**Instructions to follow:** Using the data that follows, say how many lines contain the word "compostelle", giving the number by itself.

Dataset rows describing interfaces:
● ● ● ●

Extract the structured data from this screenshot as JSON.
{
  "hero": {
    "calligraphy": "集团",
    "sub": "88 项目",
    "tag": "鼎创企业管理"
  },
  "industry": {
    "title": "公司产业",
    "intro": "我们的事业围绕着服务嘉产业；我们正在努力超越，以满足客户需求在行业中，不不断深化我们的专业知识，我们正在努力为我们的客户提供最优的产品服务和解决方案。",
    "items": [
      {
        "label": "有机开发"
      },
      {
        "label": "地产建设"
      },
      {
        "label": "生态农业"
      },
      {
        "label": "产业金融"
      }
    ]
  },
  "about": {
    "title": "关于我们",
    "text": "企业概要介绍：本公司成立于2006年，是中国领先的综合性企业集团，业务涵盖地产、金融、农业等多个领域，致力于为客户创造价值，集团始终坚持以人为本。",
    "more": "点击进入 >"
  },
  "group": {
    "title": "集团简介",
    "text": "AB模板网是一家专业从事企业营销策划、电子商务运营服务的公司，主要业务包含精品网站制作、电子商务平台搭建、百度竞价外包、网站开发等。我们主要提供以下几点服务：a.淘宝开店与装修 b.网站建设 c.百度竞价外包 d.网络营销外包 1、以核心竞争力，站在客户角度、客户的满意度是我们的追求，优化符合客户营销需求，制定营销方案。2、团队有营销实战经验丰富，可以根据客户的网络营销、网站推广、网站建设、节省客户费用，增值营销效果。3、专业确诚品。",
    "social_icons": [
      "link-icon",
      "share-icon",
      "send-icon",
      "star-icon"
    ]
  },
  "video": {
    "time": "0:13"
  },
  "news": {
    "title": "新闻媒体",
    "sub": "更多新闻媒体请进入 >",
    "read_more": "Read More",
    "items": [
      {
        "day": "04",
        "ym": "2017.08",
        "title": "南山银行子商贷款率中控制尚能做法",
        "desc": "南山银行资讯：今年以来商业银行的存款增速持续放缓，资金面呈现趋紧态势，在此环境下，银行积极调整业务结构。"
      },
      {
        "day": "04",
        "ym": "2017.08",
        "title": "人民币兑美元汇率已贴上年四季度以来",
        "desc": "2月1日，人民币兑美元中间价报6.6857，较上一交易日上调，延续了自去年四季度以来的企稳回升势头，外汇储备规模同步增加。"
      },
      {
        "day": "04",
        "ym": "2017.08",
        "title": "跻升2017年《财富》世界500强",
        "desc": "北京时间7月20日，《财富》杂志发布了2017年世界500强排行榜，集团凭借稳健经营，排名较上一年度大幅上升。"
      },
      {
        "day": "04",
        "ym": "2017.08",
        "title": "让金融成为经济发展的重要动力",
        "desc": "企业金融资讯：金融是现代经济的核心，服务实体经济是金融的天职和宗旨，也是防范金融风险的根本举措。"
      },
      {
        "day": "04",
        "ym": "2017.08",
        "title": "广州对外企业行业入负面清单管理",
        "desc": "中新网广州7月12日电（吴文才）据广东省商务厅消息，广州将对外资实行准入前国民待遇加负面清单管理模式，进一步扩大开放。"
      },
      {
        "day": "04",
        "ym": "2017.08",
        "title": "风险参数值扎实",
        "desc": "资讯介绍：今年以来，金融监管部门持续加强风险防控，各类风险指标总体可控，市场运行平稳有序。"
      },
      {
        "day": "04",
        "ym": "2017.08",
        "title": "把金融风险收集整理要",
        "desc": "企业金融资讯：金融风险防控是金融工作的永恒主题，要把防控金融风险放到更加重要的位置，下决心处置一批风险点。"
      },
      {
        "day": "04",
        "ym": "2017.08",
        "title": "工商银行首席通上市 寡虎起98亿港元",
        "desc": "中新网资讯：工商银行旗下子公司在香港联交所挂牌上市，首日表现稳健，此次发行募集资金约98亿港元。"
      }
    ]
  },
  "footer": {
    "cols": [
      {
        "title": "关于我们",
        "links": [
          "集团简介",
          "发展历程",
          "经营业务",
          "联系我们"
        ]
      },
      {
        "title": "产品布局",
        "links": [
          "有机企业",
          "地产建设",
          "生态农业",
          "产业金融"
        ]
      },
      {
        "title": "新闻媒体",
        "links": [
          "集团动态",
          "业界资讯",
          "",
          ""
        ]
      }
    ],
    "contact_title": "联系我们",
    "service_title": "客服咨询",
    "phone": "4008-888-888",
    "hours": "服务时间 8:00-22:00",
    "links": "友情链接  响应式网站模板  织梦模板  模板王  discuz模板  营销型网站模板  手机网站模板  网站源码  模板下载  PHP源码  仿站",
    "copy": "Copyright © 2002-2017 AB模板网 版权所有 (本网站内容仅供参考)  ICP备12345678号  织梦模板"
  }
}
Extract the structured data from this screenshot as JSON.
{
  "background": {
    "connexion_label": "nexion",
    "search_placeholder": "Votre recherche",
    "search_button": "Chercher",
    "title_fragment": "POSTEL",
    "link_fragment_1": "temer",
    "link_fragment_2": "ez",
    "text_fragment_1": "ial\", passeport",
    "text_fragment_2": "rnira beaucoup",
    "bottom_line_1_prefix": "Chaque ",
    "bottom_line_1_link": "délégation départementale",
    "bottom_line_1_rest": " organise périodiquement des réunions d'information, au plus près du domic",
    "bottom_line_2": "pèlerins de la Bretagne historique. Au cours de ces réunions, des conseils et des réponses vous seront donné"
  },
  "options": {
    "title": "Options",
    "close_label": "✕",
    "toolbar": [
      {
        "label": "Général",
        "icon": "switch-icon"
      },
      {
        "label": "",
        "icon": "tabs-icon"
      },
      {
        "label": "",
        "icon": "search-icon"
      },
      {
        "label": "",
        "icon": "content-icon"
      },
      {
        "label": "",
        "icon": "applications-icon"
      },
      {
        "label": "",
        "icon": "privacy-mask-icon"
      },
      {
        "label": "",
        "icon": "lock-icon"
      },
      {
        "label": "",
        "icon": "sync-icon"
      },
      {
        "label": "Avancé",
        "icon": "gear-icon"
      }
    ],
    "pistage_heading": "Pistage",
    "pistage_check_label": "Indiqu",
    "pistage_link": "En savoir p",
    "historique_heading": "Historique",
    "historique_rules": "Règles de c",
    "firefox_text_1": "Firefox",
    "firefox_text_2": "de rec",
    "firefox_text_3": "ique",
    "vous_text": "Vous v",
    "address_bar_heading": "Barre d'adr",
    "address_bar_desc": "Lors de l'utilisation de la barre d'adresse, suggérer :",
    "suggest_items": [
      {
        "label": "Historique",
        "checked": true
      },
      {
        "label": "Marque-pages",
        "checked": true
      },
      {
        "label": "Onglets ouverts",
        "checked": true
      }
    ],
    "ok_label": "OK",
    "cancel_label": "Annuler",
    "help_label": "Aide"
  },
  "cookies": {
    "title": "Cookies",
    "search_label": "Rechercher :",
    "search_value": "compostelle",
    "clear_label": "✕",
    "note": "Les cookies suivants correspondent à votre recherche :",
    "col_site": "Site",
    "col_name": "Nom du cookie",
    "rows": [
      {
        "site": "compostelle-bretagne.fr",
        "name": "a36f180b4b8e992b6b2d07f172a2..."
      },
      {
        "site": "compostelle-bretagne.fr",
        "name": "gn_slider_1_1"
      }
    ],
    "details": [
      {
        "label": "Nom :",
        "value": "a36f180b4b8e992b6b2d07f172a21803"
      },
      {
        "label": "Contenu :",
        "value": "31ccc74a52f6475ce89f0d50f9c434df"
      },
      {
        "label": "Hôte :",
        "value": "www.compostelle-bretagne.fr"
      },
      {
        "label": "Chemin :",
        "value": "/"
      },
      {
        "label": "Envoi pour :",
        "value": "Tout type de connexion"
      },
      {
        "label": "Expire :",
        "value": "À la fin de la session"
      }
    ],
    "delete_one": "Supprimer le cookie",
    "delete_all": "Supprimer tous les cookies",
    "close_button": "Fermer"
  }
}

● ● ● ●

**Solution for this task:** 4